**Exercise instructions**
Would you return every entry below exactly as written, without its images?

◇ ◇ ◇

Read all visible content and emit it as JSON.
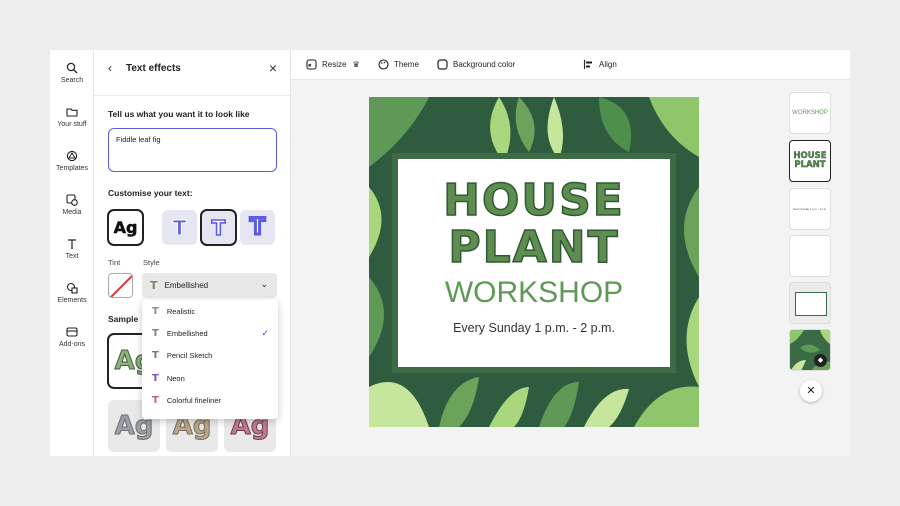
{
  "rail": [
    {
      "label": "Search",
      "icon": "search-icon"
    },
    {
      "label": "Your stuff",
      "icon": "folder-icon"
    },
    {
      "label": "Templates",
      "icon": "templates-icon"
    },
    {
      "label": "Media",
      "icon": "media-icon"
    },
    {
      "label": "Text",
      "icon": "text-icon"
    },
    {
      "label": "Elements",
      "icon": "elements-icon"
    },
    {
      "label": "Add-ons",
      "icon": "addons-icon"
    }
  ],
  "panel": {
    "title": "Text effects",
    "prompt_heading": "Tell us what you want it to look like",
    "prompt_value": "Fiddle leaf fig",
    "customise_heading": "Customise your text:",
    "tint_label": "Tint",
    "style_label": "Style",
    "style_selected": "Embellished",
    "sample_heading": "Sample",
    "effect_preview_text": "Ag",
    "effect_glyph": "T",
    "sample_text": "Ag"
  },
  "style_menu": [
    {
      "label": "Realistic",
      "selected": false
    },
    {
      "label": "Embellished",
      "selected": true
    },
    {
      "label": "Pencil Sketch",
      "selected": false
    },
    {
      "label": "Neon",
      "selected": false
    },
    {
      "label": "Colorful fineliner",
      "selected": false
    }
  ],
  "toolbar": {
    "resize": "Resize",
    "theme": "Theme",
    "background_color": "Background color",
    "align": "Align"
  },
  "design": {
    "line1": "HOUSE",
    "line2": "PLANT",
    "line3": "WORKSHOP",
    "line4": "Every Sunday 1 p.m. - 2 p.m."
  },
  "thumbnails": {
    "t1": "WORKSHOP",
    "t2a": "HOUSE",
    "t2b": "PLANT",
    "t3": "Every Sunday 1 p.m. - 2 p.m."
  },
  "colors": {
    "accent": "#5c5ce0",
    "forest": "#2f5c3f",
    "leaf_light": "#a8d77e",
    "workshop_green": "#5e9a56",
    "check_blue": "#3b52d6"
  }
}
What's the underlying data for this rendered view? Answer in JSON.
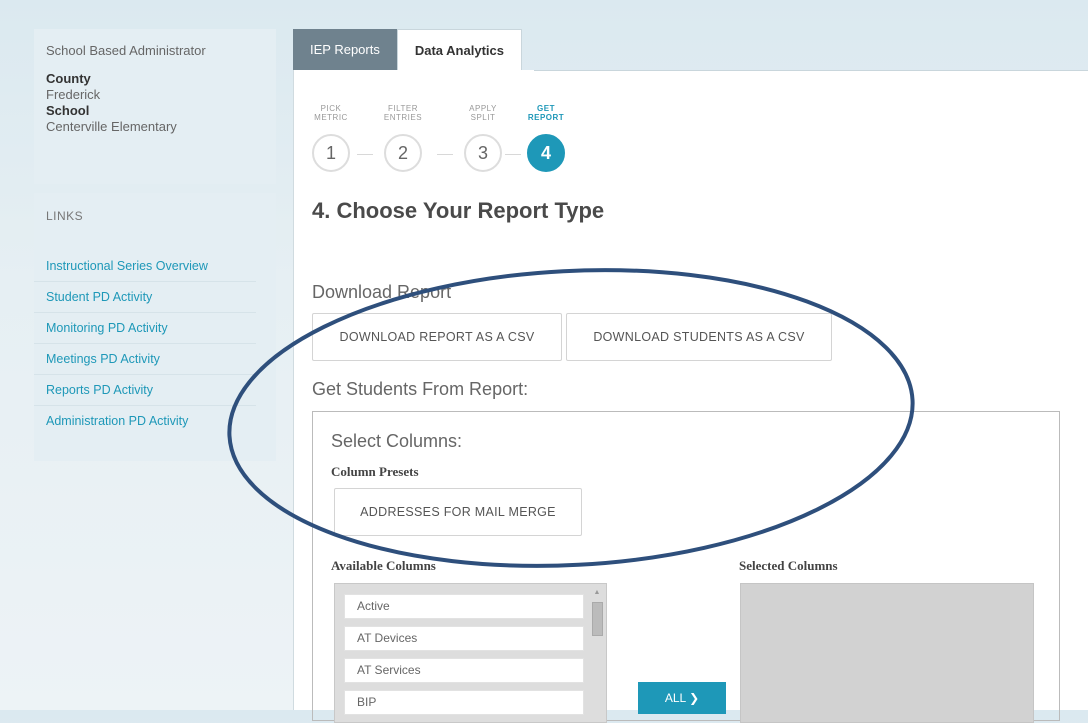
{
  "user_panel": {
    "role": "School Based Administrator",
    "county_label": "County",
    "county_value": "Frederick",
    "school_label": "School",
    "school_value": "Centerville Elementary"
  },
  "links": {
    "heading": "LINKS",
    "items": [
      "Instructional Series Overview",
      "Student PD Activity",
      "Monitoring PD Activity",
      "Meetings PD Activity",
      "Reports PD Activity",
      "Administration PD Activity"
    ]
  },
  "tabs": [
    {
      "label": "IEP Reports",
      "active": false
    },
    {
      "label": "Data Analytics",
      "active": true
    }
  ],
  "steps": [
    {
      "label_line1": "PICK",
      "label_line2": "METRIC",
      "number": "1",
      "active": false
    },
    {
      "label_line1": "FILTER",
      "label_line2": "ENTRIES",
      "number": "2",
      "active": false
    },
    {
      "label_line1": "APPLY",
      "label_line2": "SPLIT",
      "number": "3",
      "active": false
    },
    {
      "label_line1": "GET",
      "label_line2": "REPORT",
      "number": "4",
      "active": true
    }
  ],
  "main": {
    "title": "4. Choose Your Report Type",
    "download_heading": "Download Report",
    "download_report_csv": "DOWNLOAD REPORT AS A CSV",
    "download_students_csv": "DOWNLOAD STUDENTS AS A CSV",
    "students_heading": "Get Students From Report:",
    "select_columns_heading": "Select Columns:",
    "column_presets_label": "Column Presets",
    "preset_mail_merge": "ADDRESSES FOR MAIL MERGE",
    "available_columns_label": "Available Columns",
    "selected_columns_label": "Selected Columns",
    "available_columns": [
      "Active",
      "AT Devices",
      "AT Services",
      "BIP"
    ],
    "all_button": "ALL",
    "all_button_icon": "chevron-right-icon"
  },
  "colors": {
    "accent": "#1e98b8",
    "tab_inactive": "#6f828e",
    "annotation_ellipse": "#2e4f7c"
  }
}
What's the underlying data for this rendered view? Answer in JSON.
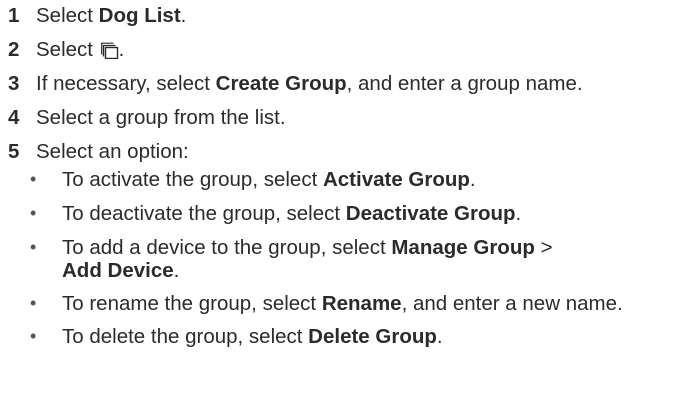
{
  "steps": [
    {
      "num": "1",
      "pre": "Select ",
      "bold": "Dog List",
      "post": "."
    },
    {
      "num": "2",
      "pre": "Select ",
      "icon": "stacked-pages-icon",
      "post": "."
    },
    {
      "num": "3",
      "pre": "If necessary, select ",
      "bold": "Create Group",
      "post": ", and enter a group name."
    },
    {
      "num": "4",
      "text": "Select a group from the list."
    },
    {
      "num": "5",
      "text": "Select an option:"
    }
  ],
  "options": [
    {
      "pre": "To activate the group, select ",
      "bold": "Activate Group",
      "post": "."
    },
    {
      "pre": "To deactivate the group, select ",
      "bold": "Deactivate Group",
      "post": "."
    },
    {
      "pre": "To add a device to the group, select ",
      "bold": "Manage Group",
      "mid": " > ",
      "bold2": "Add Device",
      "post": "."
    },
    {
      "pre": "To rename the group, select ",
      "bold": "Rename",
      "post": ", and enter a new name."
    },
    {
      "pre": "To delete the group, select ",
      "bold": "Delete Group",
      "post": "."
    }
  ],
  "bullet_char": "•"
}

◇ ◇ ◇

**Answer area**
Read all visible content and emit it as JSON.
{
  "rail": [
    {
      "label": "Search",
      "icon": "search-icon"
    },
    {
      "label": "Your stuff",
      "icon": "folder-icon"
    },
    {
      "label": "Templates",
      "icon": "templates-icon"
    },
    {
      "label": "Media",
      "icon": "media-icon"
    },
    {
      "label": "Text",
      "icon": "text-icon"
    },
    {
      "label": "Elements",
      "icon": "elements-icon"
    },
    {
      "label": "Add-ons",
      "icon": "addons-icon"
    }
  ],
  "panel": {
    "title": "Text effects",
    "prompt_heading": "Tell us what you want it to look like",
    "prompt_value": "Fiddle leaf fig",
    "customise_heading": "Customise your text:",
    "tint_label": "Tint",
    "style_label": "Style",
    "style_selected": "Embellished",
    "sample_heading": "Sample",
    "effect_preview_text": "Ag",
    "effect_glyph": "T",
    "sample_text": "Ag"
  },
  "style_menu": [
    {
      "label": "Realistic",
      "selected": false
    },
    {
      "label": "Embellished",
      "selected": true
    },
    {
      "label": "Pencil Sketch",
      "selected": false
    },
    {
      "label": "Neon",
      "selected": false
    },
    {
      "label": "Colorful fineliner",
      "selected": false
    }
  ],
  "toolbar": {
    "resize": "Resize",
    "theme": "Theme",
    "background_color": "Background color",
    "align": "Align"
  },
  "design": {
    "line1": "HOUSE",
    "line2": "PLANT",
    "line3": "WORKSHOP",
    "line4": "Every Sunday 1 p.m. - 2 p.m."
  },
  "thumbnails": {
    "t1": "WORKSHOP",
    "t2a": "HOUSE",
    "t2b": "PLANT",
    "t3": "Every Sunday 1 p.m. - 2 p.m."
  },
  "colors": {
    "accent": "#5c5ce0",
    "forest": "#2f5c3f",
    "leaf_light": "#a8d77e",
    "workshop_green": "#5e9a56",
    "check_blue": "#3b52d6"
  }
}
What's the underlying data for this rendered view? Answer in JSON.
{
  "user_panel": {
    "role": "School Based Administrator",
    "county_label": "County",
    "county_value": "Frederick",
    "school_label": "School",
    "school_value": "Centerville Elementary"
  },
  "links": {
    "heading": "LINKS",
    "items": [
      "Instructional Series Overview",
      "Student PD Activity",
      "Monitoring PD Activity",
      "Meetings PD Activity",
      "Reports PD Activity",
      "Administration PD Activity"
    ]
  },
  "tabs": [
    {
      "label": "IEP Reports",
      "active": false
    },
    {
      "label": "Data Analytics",
      "active": true
    }
  ],
  "steps": [
    {
      "label_line1": "PICK",
      "label_line2": "METRIC",
      "number": "1",
      "active": false
    },
    {
      "label_line1": "FILTER",
      "label_line2": "ENTRIES",
      "number": "2",
      "active": false
    },
    {
      "label_line1": "APPLY",
      "label_line2": "SPLIT",
      "number": "3",
      "active": false
    },
    {
      "label_line1": "GET",
      "label_line2": "REPORT",
      "number": "4",
      "active": true
    }
  ],
  "main": {
    "title": "4. Choose Your Report Type",
    "download_heading": "Download Report",
    "download_report_csv": "DOWNLOAD REPORT AS A CSV",
    "download_students_csv": "DOWNLOAD STUDENTS AS A CSV",
    "students_heading": "Get Students From Report:",
    "select_columns_heading": "Select Columns:",
    "column_presets_label": "Column Presets",
    "preset_mail_merge": "ADDRESSES FOR MAIL MERGE",
    "available_columns_label": "Available Columns",
    "selected_columns_label": "Selected Columns",
    "available_columns": [
      "Active",
      "AT Devices",
      "AT Services",
      "BIP"
    ],
    "all_button": "ALL",
    "all_button_icon": "chevron-right-icon"
  },
  "colors": {
    "accent": "#1e98b8",
    "tab_inactive": "#6f828e",
    "annotation_ellipse": "#2e4f7c"
  }
}
What's the underlying data for this rendered view? Answer in JSON.
{
  "steps": [
    {
      "num": "1",
      "pre": "Select ",
      "bold": "Dog List",
      "post": "."
    },
    {
      "num": "2",
      "pre": "Select ",
      "icon": "stacked-pages-icon",
      "post": "."
    },
    {
      "num": "3",
      "pre": "If necessary, select ",
      "bold": "Create Group",
      "post": ", and enter a group name."
    },
    {
      "num": "4",
      "text": "Select a group from the list."
    },
    {
      "num": "5",
      "text": "Select an option:"
    }
  ],
  "options": [
    {
      "pre": "To activate the group, select ",
      "bold": "Activate Group",
      "post": "."
    },
    {
      "pre": "To deactivate the group, select ",
      "bold": "Deactivate Group",
      "post": "."
    },
    {
      "pre": "To add a device to the group, select ",
      "bold": "Manage Group",
      "mid": " > ",
      "bold2": "Add Device",
      "post": "."
    },
    {
      "pre": "To rename the group, select ",
      "bold": "Rename",
      "post": ", and enter a new name."
    },
    {
      "pre": "To delete the group, select ",
      "bold": "Delete Group",
      "post": "."
    }
  ],
  "bullet_char": "•"
}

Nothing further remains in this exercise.